21Then the LORD said to Moses, ‘Hold out your arm toward the sky that there may be darkness upon the land of Egypt, a darkness that can be touched.” 22Moses held out his arm toward the sky and thick darkness descended upon all the land of Egypt for three days. 23People could not see one another, and for three days no one could get up from where he was; but all the Israelites enjoyed light in their dwellings.

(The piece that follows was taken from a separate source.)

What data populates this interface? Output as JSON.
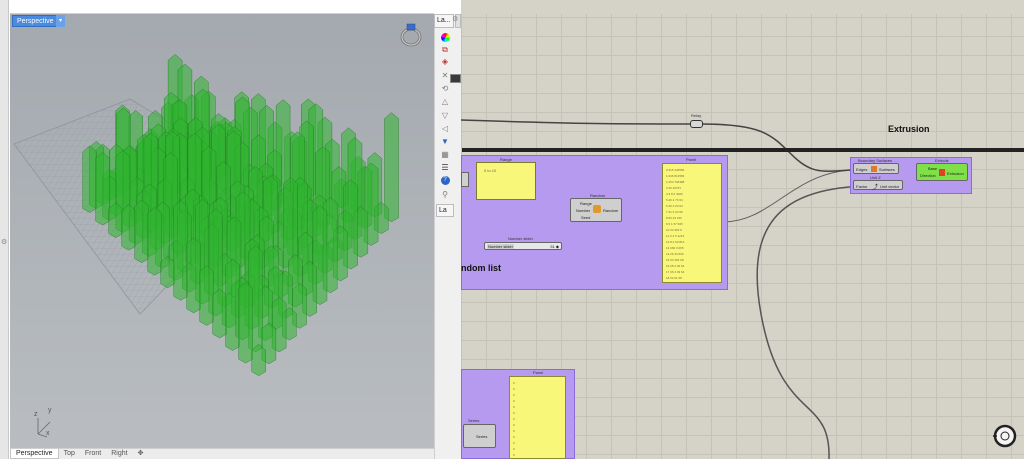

For background is it important to understand the meaning of three important words. “Mitzraim” is the Hebrew word for Egypt and literally means “narrow place”. This has both geographic and spiritual meaning. The geographic connotation is that the vast majority of the population of Egypt lived in close proximity to the Nile river. Thus, despite the vastness of the land of Egypt, the Egyptians were basically restricted to narrow strips of land on either side of the Nile. In addition, “narrow place” referred to a narrow mind. Those Hebrew slaves who remained in Egypt had narrow minds. It was the nature of being a slave. Mentally closed off from the blessings surrounding us and serving a false God, Pharaoh with no opportunity to worship the one and living God. The journey of Exodus celebrates our collective journey from slavery in mitzraim to wandering in the wilderness and coming to know God who brings us to a land flowing with milk and honey and to finally achieving freedom God promises us in The Promised Land of Israel.

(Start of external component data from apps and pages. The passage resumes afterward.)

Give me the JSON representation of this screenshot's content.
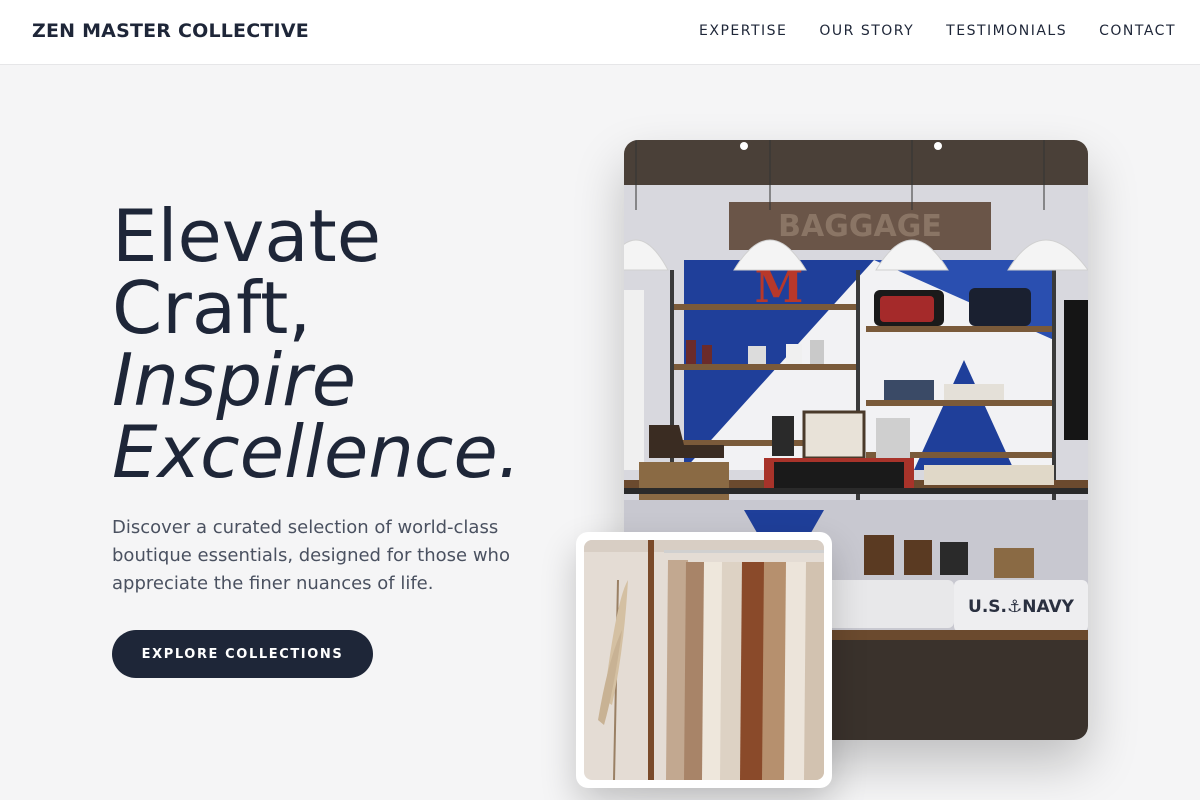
{
  "header": {
    "brand": "ZEN MASTER COLLECTIVE",
    "nav": [
      {
        "label": "EXPERTISE"
      },
      {
        "label": "OUR STORY"
      },
      {
        "label": "TESTIMONIALS"
      },
      {
        "label": "CONTACT"
      }
    ]
  },
  "hero": {
    "title_lines": [
      "Elevate",
      "Craft,",
      "Inspire",
      "Excellence."
    ],
    "description": "Discover a curated selection of world-class boutique essentials, designed for those who appreciate the finer nuances of life.",
    "cta_label": "EXPLORE COLLECTIONS"
  },
  "images": {
    "main_sign": "BAGGAGE",
    "main_letter": "M",
    "main_textile": "U.S.⚓NAVY"
  },
  "colors": {
    "primary": "#1e2638",
    "background": "#f5f5f6",
    "muted_text": "#4a5160"
  }
}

“Evrit,” in the Hebrew language means to cross over. The Hebrews were those who crossed over the Reed sea (Sea of Reeds) to reach the wilderness. Israel is the name of Jacob and means he who wrestles with God and man and is able. There is an introspection and aspiration in the meaning of Israel. Thus, during the 9th plague, while those with narrow minds in the narrow place were afflicted with darkness. Those who struggled with introspection and aspiration to experience God’s freedom achieved the blessed Promised Land of Israel. The blessing of living in the light — true goodness. Israelites are always blessed with light.
During my initial days of bed rest, I wallowed in my pain and suffering. I had a very narrow perspective. I stayed in the darkness.
Then one day, I decided. I just did. It was time to open the shades. To allow light in. To allow light into my soul. My thoughts expanded. My anxiety diminished. While my physical circumstances, compromised as they were, remained the same, my mental outlook transformed completely.
When I think about the Bible allowing light in, I go back to Genesis 1. The light of Day 1 divided light from darkness. God proclaimed the light of Day 1 tov / good.
We really don’t need a source of light to allow for light. The light of Day 1 occurred before the sun, moon, and stars of Day 4. Darkness comes first. God showed us that you can divide light from the darkness. God did not take away the darkness.
I realize now that sometimes in dark circumstances, we just need to decide. We just need to decide that it is time to open the shades and allow light in. Into our rooms, our hearts, and our souls.
Genesis 1:1-5, JPS
1When God began to create heaven and earth — 2the earth being unformed and void, with darkness over the surface of the deep and a wind from God sweeping over the water — 3God said, “Let there be light”; and there was light. 4God saw that the light was good, and God separated the light from the darkness. 5God called the light Day, and the darkness He called Night. And there was evening and there was morning, a first day.